* **WHAT IS NEEDED**
Give back every entry below, exactly as written.
*** INFORMATION PROVIDED ***
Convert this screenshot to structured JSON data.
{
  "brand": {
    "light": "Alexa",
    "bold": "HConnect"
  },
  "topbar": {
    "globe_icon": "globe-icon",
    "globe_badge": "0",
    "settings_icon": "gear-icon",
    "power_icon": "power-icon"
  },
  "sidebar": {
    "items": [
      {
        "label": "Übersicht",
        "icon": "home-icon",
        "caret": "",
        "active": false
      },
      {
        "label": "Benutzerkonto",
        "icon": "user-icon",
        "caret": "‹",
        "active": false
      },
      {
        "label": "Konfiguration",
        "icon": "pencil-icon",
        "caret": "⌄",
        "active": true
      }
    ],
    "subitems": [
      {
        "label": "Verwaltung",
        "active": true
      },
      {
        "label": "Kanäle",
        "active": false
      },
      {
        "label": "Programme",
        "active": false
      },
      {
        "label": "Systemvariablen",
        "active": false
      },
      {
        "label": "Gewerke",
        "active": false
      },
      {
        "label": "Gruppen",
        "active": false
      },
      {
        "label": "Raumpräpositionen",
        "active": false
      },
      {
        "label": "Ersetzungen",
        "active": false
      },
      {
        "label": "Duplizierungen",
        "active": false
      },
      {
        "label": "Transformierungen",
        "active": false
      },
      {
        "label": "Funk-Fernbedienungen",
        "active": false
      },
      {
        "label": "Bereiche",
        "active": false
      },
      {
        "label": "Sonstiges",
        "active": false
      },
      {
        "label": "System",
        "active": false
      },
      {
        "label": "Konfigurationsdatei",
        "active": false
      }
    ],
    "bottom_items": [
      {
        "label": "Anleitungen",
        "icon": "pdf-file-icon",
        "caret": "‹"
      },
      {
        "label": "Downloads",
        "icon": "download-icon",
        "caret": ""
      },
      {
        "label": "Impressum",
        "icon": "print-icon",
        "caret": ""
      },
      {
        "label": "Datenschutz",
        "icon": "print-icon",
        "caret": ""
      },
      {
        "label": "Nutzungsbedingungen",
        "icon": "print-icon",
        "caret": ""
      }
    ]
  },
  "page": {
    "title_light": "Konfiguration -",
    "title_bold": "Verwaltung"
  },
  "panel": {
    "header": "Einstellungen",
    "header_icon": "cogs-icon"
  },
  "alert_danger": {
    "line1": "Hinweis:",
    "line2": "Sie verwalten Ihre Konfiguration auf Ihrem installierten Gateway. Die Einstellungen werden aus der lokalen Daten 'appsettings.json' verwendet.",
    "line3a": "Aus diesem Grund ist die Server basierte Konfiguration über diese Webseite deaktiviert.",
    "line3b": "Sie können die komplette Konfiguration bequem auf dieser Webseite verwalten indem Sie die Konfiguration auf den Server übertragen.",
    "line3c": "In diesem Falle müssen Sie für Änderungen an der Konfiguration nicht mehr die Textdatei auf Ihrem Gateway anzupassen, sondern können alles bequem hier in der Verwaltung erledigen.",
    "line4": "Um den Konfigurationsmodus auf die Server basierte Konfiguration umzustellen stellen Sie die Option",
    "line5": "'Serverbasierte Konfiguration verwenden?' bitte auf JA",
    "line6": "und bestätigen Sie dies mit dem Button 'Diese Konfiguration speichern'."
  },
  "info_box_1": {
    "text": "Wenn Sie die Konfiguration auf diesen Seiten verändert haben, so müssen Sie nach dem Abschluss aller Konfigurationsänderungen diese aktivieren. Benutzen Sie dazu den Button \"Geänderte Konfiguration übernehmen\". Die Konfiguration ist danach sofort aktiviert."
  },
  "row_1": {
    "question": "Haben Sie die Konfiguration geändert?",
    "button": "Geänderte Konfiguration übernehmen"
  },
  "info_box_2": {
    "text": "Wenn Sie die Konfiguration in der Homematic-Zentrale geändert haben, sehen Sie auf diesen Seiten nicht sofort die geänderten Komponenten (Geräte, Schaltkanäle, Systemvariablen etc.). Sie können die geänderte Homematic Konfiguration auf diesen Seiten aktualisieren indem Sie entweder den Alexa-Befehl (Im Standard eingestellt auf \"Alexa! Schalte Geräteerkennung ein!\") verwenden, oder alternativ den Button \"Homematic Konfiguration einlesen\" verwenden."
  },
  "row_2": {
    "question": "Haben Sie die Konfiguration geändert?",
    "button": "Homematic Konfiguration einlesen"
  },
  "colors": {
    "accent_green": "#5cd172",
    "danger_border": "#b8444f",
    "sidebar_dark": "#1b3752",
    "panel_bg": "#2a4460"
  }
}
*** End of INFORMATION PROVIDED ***
* **EXERCISE ANSWER**
Convert this screenshot to structured JSON data.
{
  "brand": {
    "light": "Alexa",
    "bold": "HConnect"
  },
  "topbar": {
    "globe_icon": "globe-icon",
    "globe_badge": "0",
    "settings_icon": "gear-icon",
    "power_icon": "power-icon"
  },
  "sidebar": {
    "items": [
      {
        "label": "Übersicht",
        "icon": "home-icon",
        "caret": "",
        "active": false
      },
      {
        "label": "Benutzerkonto",
        "icon": "user-icon",
        "caret": "‹",
        "active": false
      },
      {
        "label": "Konfiguration",
        "icon": "pencil-icon",
        "caret": "⌄",
        "active": true
      }
    ],
    "subitems": [
      {
        "label": "Verwaltung",
        "active": true
      },
      {
        "label": "Kanäle",
        "active": false
      },
      {
        "label": "Programme",
        "active": false
      },
      {
        "label": "Systemvariablen",
        "active": false
      },
      {
        "label": "Gewerke",
        "active": false
      },
      {
        "label": "Gruppen",
        "active": false
      },
      {
        "label": "Raumpräpositionen",
        "active": false
      },
      {
        "label": "Ersetzungen",
        "active": false
      },
      {
        "label": "Duplizierungen",
        "active": false
      },
      {
        "label": "Transformierungen",
        "active": false
      },
      {
        "label": "Funk-Fernbedienungen",
        "active": false
      },
      {
        "label": "Bereiche",
        "active": false
      },
      {
        "label": "Sonstiges",
        "active": false
      },
      {
        "label": "System",
        "active": false
      },
      {
        "label": "Konfigurationsdatei",
        "active": false
      }
    ],
    "bottom_items": [
      {
        "label": "Anleitungen",
        "icon": "pdf-file-icon",
        "caret": "‹"
      },
      {
        "label": "Downloads",
        "icon": "download-icon",
        "caret": ""
      },
      {
        "label": "Impressum",
        "icon": "print-icon",
        "caret": ""
      },
      {
        "label": "Datenschutz",
        "icon": "print-icon",
        "caret": ""
      },
      {
        "label": "Nutzungsbedingungen",
        "icon": "print-icon",
        "caret": ""
      }
    ]
  },
  "page": {
    "title_light": "Konfiguration -",
    "title_bold": "Verwaltung"
  },
  "panel": {
    "header": "Einstellungen",
    "header_icon": "cogs-icon"
  },
  "alert_danger": {
    "line1": "Hinweis:",
    "line2": "Sie verwalten Ihre Konfiguration auf Ihrem installierten Gateway. Die Einstellungen werden aus der lokalen Daten 'appsettings.json' verwendet.",
    "line3a": "Aus diesem Grund ist die Server basierte Konfiguration über diese Webseite deaktiviert.",
    "line3b": "Sie können die komplette Konfiguration bequem auf dieser Webseite verwalten indem Sie die Konfiguration auf den Server übertragen.",
    "line3c": "In diesem Falle müssen Sie für Änderungen an der Konfiguration nicht mehr die Textdatei auf Ihrem Gateway anzupassen, sondern können alles bequem hier in der Verwaltung erledigen.",
    "line4": "Um den Konfigurationsmodus auf die Server basierte Konfiguration umzustellen stellen Sie die Option",
    "line5": "'Serverbasierte Konfiguration verwenden?' bitte auf JA",
    "line6": "und bestätigen Sie dies mit dem Button 'Diese Konfiguration speichern'."
  },
  "info_box_1": {
    "text": "Wenn Sie die Konfiguration auf diesen Seiten verändert haben, so müssen Sie nach dem Abschluss aller Konfigurationsänderungen diese aktivieren. Benutzen Sie dazu den Button \"Geänderte Konfiguration übernehmen\". Die Konfiguration ist danach sofort aktiviert."
  },
  "row_1": {
    "question": "Haben Sie die Konfiguration geändert?",
    "button": "Geänderte Konfiguration übernehmen"
  },
  "info_box_2": {
    "text": "Wenn Sie die Konfiguration in der Homematic-Zentrale geändert haben, sehen Sie auf diesen Seiten nicht sofort die geänderten Komponenten (Geräte, Schaltkanäle, Systemvariablen etc.). Sie können die geänderte Homematic Konfiguration auf diesen Seiten aktualisieren indem Sie entweder den Alexa-Befehl (Im Standard eingestellt auf \"Alexa! Schalte Geräteerkennung ein!\") verwenden, oder alternativ den Button \"Homematic Konfiguration einlesen\" verwenden."
  },
  "row_2": {
    "question": "Haben Sie die Konfiguration geändert?",
    "button": "Homematic Konfiguration einlesen"
  },
  "colors": {
    "accent_green": "#5cd172",
    "danger_border": "#b8444f",
    "sidebar_dark": "#1b3752",
    "panel_bg": "#2a4460"
  }
}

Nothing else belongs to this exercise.